CELAC: A Washington-Controlled OAS Alternative - by Stephen Lendman
Latin America is gradually disengaging from US hegemony.
On February 23, 2010, the Community of Latin American and Caribbean States was established at the Rio Group-Caribbean Community Unity Summit in Playa del Carmen, Quintana Roo, Mexico.
CELAC comprises 33 regional countries. America and Canada are excluded. In July 2010, Venezuela's Hugo Chavez and Chile's Sebastian Pinera were chosen co-chairs to help draft organizational statutes.
CELAC calls itself "a nonprofit institution, established for critical analysis, design and management of the structural, political, cultural, economic and social factors that affect the various Latin American countries and Caribbean, as well as to their impact on the respective national societies, as in the hemispheric or universal joint."
"Its focus is on finding the best solution in the framework of respect for human rights, the democratic exercise, the overall progress, peace and peaceful coexistence and international levels."
To what degree fulfillment matches promises remains to be seen.
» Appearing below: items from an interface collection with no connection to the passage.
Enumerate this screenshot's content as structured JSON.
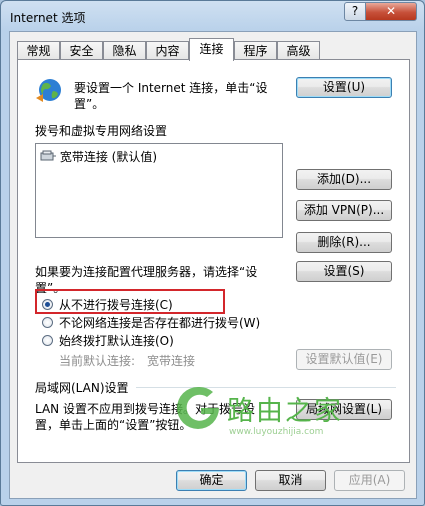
{
  "window": {
    "title": "Internet 选项",
    "help": "?",
    "close": "✕"
  },
  "tabs": [
    {
      "label": "常规",
      "active": false
    },
    {
      "label": "安全",
      "active": false
    },
    {
      "label": "隐私",
      "active": false
    },
    {
      "label": "内容",
      "active": false
    },
    {
      "label": "连接",
      "active": true
    },
    {
      "label": "程序",
      "active": false
    },
    {
      "label": "高级",
      "active": false
    }
  ],
  "setup": {
    "text_line1": "要设置一个 Internet 连接，单击“设",
    "text_line2": "置”。",
    "button": "设置(U)"
  },
  "dialup": {
    "heading": "拨号和虚拟专用网络设置",
    "items": [
      "宽带连接 (默认值)"
    ],
    "add_button": "添加(D)...",
    "add_vpn_button": "添加 VPN(P)...",
    "delete_button": "删除(R)...",
    "proxy_text_line1": "如果要为连接配置代理服务器，请选择“设",
    "proxy_text_line2": "置”。",
    "settings_button": "设置(S)",
    "radio_options": [
      {
        "label": "从不进行拨号连接(C)",
        "checked": true,
        "disabled": false
      },
      {
        "label": "不论网络连接是否存在都进行拨号(W)",
        "checked": false,
        "disabled": false
      },
      {
        "label": "始终拨打默认连接(O)",
        "checked": false,
        "disabled": false
      }
    ],
    "current_default_label": "当前默认连接:",
    "current_default_value": "宽带连接",
    "set_default_button": "设置默认值(E)"
  },
  "lan": {
    "heading": "局域网(LAN)设置",
    "text_line1": "LAN 设置不应用到拨号连接。对于拨号设",
    "text_line2": "置，单击上面的“设置”按钮。",
    "button": "局域网设置(L)"
  },
  "footer": {
    "ok": "确定",
    "cancel": "取消",
    "apply": "应用(A)"
  },
  "watermark": {
    "text": "路由之家",
    "url": "www.luyouzhijia.com"
  },
  "colors": {
    "highlight_border": "#d3262b",
    "watermark": "#56b44b",
    "accent": "#3c7fb1"
  }
}
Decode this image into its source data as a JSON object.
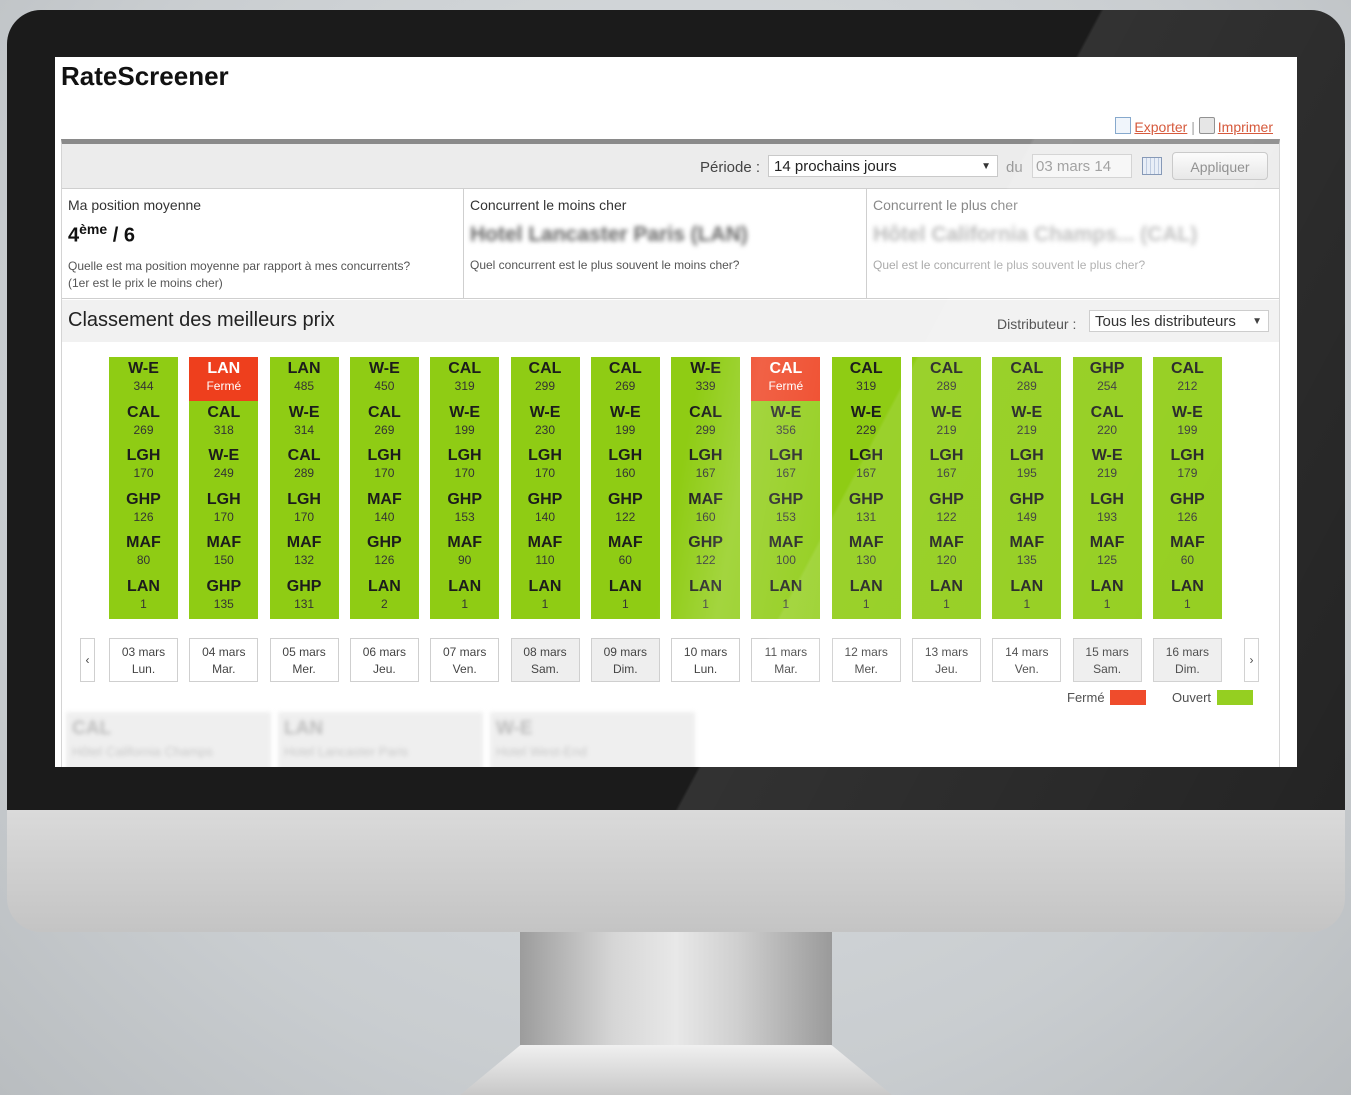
{
  "app": {
    "title": "RateScreener"
  },
  "actions": {
    "export_label": "Exporter",
    "separator": "|",
    "print_label": "Imprimer"
  },
  "filter": {
    "period_label": "Période :",
    "period_value": "14 prochains jours",
    "from_label": "du",
    "date_value": "03 mars 14",
    "apply_label": "Appliquer"
  },
  "stats": {
    "position": {
      "title": "Ma position moyenne",
      "rank": "4",
      "rank_suffix": "ème",
      "total": " / 6",
      "question_1": "Quelle est ma position moyenne par rapport à mes concurrents?",
      "question_2": "(1er est le prix le moins cher)"
    },
    "cheapest": {
      "title": "Concurrent le moins cher",
      "name": "Hotel Lancaster Paris (LAN)",
      "question": "Quel concurrent est le plus souvent le moins cher?"
    },
    "expensive": {
      "title": "Concurrent le plus cher",
      "name": "Hôtel California Champs... (CAL)",
      "question": "Quel est le concurrent le plus souvent le plus cher?"
    }
  },
  "ranking": {
    "title": "Classement des meilleurs prix",
    "distributor_label": "Distributeur :",
    "distributor_value": "Tous les distributeurs"
  },
  "colors": {
    "open": "#8fcc14",
    "closed": "#ee3f1d"
  },
  "days": [
    {
      "date": "03 mars",
      "weekday": "Lun.",
      "weekend": false,
      "ranks": [
        [
          "W-E",
          "344"
        ],
        [
          "CAL",
          "269"
        ],
        [
          "LGH",
          "170"
        ],
        [
          "GHP",
          "126"
        ],
        [
          "MAF",
          "80"
        ],
        [
          "LAN",
          "1"
        ]
      ]
    },
    {
      "date": "04 mars",
      "weekday": "Mar.",
      "weekend": false,
      "ranks": [
        [
          "LAN",
          "Fermé",
          "closed"
        ],
        [
          "CAL",
          "318"
        ],
        [
          "W-E",
          "249"
        ],
        [
          "LGH",
          "170"
        ],
        [
          "MAF",
          "150"
        ],
        [
          "GHP",
          "135"
        ]
      ]
    },
    {
      "date": "05 mars",
      "weekday": "Mer.",
      "weekend": false,
      "ranks": [
        [
          "LAN",
          "485"
        ],
        [
          "W-E",
          "314"
        ],
        [
          "CAL",
          "289"
        ],
        [
          "LGH",
          "170"
        ],
        [
          "MAF",
          "132"
        ],
        [
          "GHP",
          "131"
        ]
      ]
    },
    {
      "date": "06 mars",
      "weekday": "Jeu.",
      "weekend": false,
      "ranks": [
        [
          "W-E",
          "450"
        ],
        [
          "CAL",
          "269"
        ],
        [
          "LGH",
          "170"
        ],
        [
          "MAF",
          "140"
        ],
        [
          "GHP",
          "126"
        ],
        [
          "LAN",
          "2"
        ]
      ]
    },
    {
      "date": "07 mars",
      "weekday": "Ven.",
      "weekend": false,
      "ranks": [
        [
          "CAL",
          "319"
        ],
        [
          "W-E",
          "199"
        ],
        [
          "LGH",
          "170"
        ],
        [
          "GHP",
          "153"
        ],
        [
          "MAF",
          "90"
        ],
        [
          "LAN",
          "1"
        ]
      ]
    },
    {
      "date": "08 mars",
      "weekday": "Sam.",
      "weekend": true,
      "ranks": [
        [
          "CAL",
          "299"
        ],
        [
          "W-E",
          "230"
        ],
        [
          "LGH",
          "170"
        ],
        [
          "GHP",
          "140"
        ],
        [
          "MAF",
          "110"
        ],
        [
          "LAN",
          "1"
        ]
      ]
    },
    {
      "date": "09 mars",
      "weekday": "Dim.",
      "weekend": true,
      "ranks": [
        [
          "CAL",
          "269"
        ],
        [
          "W-E",
          "199"
        ],
        [
          "LGH",
          "160"
        ],
        [
          "GHP",
          "122"
        ],
        [
          "MAF",
          "60"
        ],
        [
          "LAN",
          "1"
        ]
      ]
    },
    {
      "date": "10 mars",
      "weekday": "Lun.",
      "weekend": false,
      "ranks": [
        [
          "W-E",
          "339"
        ],
        [
          "CAL",
          "299"
        ],
        [
          "LGH",
          "167"
        ],
        [
          "MAF",
          "160"
        ],
        [
          "GHP",
          "122"
        ],
        [
          "LAN",
          "1"
        ]
      ]
    },
    {
      "date": "11 mars",
      "weekday": "Mar.",
      "weekend": false,
      "ranks": [
        [
          "CAL",
          "Fermé",
          "closed"
        ],
        [
          "W-E",
          "356"
        ],
        [
          "LGH",
          "167"
        ],
        [
          "GHP",
          "153"
        ],
        [
          "MAF",
          "100"
        ],
        [
          "LAN",
          "1"
        ]
      ]
    },
    {
      "date": "12 mars",
      "weekday": "Mer.",
      "weekend": false,
      "ranks": [
        [
          "CAL",
          "319"
        ],
        [
          "W-E",
          "229"
        ],
        [
          "LGH",
          "167"
        ],
        [
          "GHP",
          "131"
        ],
        [
          "MAF",
          "130"
        ],
        [
          "LAN",
          "1"
        ]
      ]
    },
    {
      "date": "13 mars",
      "weekday": "Jeu.",
      "weekend": false,
      "ranks": [
        [
          "CAL",
          "289"
        ],
        [
          "W-E",
          "219"
        ],
        [
          "LGH",
          "167"
        ],
        [
          "GHP",
          "122"
        ],
        [
          "MAF",
          "120"
        ],
        [
          "LAN",
          "1"
        ]
      ]
    },
    {
      "date": "14 mars",
      "weekday": "Ven.",
      "weekend": false,
      "ranks": [
        [
          "CAL",
          "289"
        ],
        [
          "W-E",
          "219"
        ],
        [
          "LGH",
          "195"
        ],
        [
          "GHP",
          "149"
        ],
        [
          "MAF",
          "135"
        ],
        [
          "LAN",
          "1"
        ]
      ]
    },
    {
      "date": "15 mars",
      "weekday": "Sam.",
      "weekend": true,
      "ranks": [
        [
          "GHP",
          "254"
        ],
        [
          "CAL",
          "220"
        ],
        [
          "W-E",
          "219"
        ],
        [
          "LGH",
          "193"
        ],
        [
          "MAF",
          "125"
        ],
        [
          "LAN",
          "1"
        ]
      ]
    },
    {
      "date": "16 mars",
      "weekday": "Dim.",
      "weekend": true,
      "ranks": [
        [
          "CAL",
          "212"
        ],
        [
          "W-E",
          "199"
        ],
        [
          "LGH",
          "179"
        ],
        [
          "GHP",
          "126"
        ],
        [
          "MAF",
          "60"
        ],
        [
          "LAN",
          "1"
        ]
      ]
    }
  ],
  "nav": {
    "prev": "‹",
    "next": "›"
  },
  "legend": {
    "closed_label": "Fermé",
    "open_label": "Ouvert"
  },
  "hotels": [
    {
      "code": "CAL",
      "name": "Hôtel California Champs"
    },
    {
      "code": "LAN",
      "name": "Hotel Lancaster Paris"
    },
    {
      "code": "W-E",
      "name": "Hotel West-End"
    }
  ]
}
On December 2, Time magazine writer Tim Padgett headlined, "Latin America's CELAC Summit: A Definitive Rejection of the US?" saying:
"....(I)n reality there's little revolutionary about CELAC." It's more symbolic than real, he believes. Nonetheless, member states "talk about (it) supplanting the Organization of American States (OAS), a body which Latin America has long regarded as Washington's lackey...."
Headquartered in Washington, the OAS was founded in April 1948. Its members include 35 countries. In deference to US interests, its history is long and shameful. Chartered to "promote democratic institutions," it defiled them for decades.